Work item:
Each line of the data below that includes the string "toolboxes" must be copied.
#### Source material ####
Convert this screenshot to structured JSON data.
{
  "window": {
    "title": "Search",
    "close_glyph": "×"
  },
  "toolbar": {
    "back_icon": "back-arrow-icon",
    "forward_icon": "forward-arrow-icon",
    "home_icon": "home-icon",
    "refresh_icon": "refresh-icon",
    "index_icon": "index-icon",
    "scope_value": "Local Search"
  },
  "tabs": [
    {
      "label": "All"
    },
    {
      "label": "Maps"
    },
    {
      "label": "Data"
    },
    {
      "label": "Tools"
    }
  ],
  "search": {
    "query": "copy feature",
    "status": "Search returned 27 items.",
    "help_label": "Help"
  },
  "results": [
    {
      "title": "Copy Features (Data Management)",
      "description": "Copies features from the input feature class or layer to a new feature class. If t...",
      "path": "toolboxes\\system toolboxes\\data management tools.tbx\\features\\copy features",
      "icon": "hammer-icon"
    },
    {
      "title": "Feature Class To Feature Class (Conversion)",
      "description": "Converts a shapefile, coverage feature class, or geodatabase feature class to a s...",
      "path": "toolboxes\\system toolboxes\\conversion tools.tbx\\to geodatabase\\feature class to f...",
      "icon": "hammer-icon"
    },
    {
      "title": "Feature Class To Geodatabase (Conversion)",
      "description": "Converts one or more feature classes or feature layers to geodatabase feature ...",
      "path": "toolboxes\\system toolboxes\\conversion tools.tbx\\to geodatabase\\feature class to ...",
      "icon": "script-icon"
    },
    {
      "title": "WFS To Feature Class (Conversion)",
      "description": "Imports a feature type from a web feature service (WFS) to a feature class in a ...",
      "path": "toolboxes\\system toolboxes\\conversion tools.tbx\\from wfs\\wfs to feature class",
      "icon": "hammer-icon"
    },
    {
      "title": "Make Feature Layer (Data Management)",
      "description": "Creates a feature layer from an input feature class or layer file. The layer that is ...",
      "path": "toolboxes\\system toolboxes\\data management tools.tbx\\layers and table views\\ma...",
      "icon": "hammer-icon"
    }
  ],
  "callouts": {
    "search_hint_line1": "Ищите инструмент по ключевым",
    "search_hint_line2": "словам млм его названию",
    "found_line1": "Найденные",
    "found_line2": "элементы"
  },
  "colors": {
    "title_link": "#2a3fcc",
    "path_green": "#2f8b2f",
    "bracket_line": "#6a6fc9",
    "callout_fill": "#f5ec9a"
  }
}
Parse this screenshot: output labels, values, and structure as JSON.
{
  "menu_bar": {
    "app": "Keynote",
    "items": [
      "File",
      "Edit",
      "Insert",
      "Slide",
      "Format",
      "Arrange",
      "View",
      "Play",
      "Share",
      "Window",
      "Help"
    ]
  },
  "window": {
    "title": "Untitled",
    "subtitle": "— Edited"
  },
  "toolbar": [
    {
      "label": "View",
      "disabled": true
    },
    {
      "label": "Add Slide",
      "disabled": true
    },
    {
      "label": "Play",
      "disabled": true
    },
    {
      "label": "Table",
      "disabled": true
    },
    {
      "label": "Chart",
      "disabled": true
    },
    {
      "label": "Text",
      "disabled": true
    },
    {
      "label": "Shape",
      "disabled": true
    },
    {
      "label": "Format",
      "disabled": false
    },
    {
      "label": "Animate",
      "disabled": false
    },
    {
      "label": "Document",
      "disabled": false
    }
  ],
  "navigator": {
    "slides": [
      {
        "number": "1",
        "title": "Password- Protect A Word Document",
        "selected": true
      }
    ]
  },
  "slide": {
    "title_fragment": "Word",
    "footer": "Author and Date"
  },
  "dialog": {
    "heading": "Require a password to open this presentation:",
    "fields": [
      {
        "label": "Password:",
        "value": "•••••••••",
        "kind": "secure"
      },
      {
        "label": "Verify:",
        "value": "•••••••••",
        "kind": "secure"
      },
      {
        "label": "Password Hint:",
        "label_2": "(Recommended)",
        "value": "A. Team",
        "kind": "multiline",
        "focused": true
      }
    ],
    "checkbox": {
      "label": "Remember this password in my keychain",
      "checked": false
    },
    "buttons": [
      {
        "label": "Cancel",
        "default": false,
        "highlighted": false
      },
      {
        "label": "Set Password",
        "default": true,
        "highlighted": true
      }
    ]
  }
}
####
Task solution:
      "path": "toolboxes\\system toolboxes\\data management tools.tbx\\features\\copy features",
      "path": "toolboxes\\system toolboxes\\conversion tools.tbx\\to geodatabase\\feature class to f...",
      "path": "toolboxes\\system toolboxes\\conversion tools.tbx\\to geodatabase\\feature class to ...",
      "path": "toolboxes\\system toolboxes\\conversion tools.tbx\\from wfs\\wfs to feature class",
      "path": "toolboxes\\system toolboxes\\data management tools.tbx\\layers and table views\\ma...",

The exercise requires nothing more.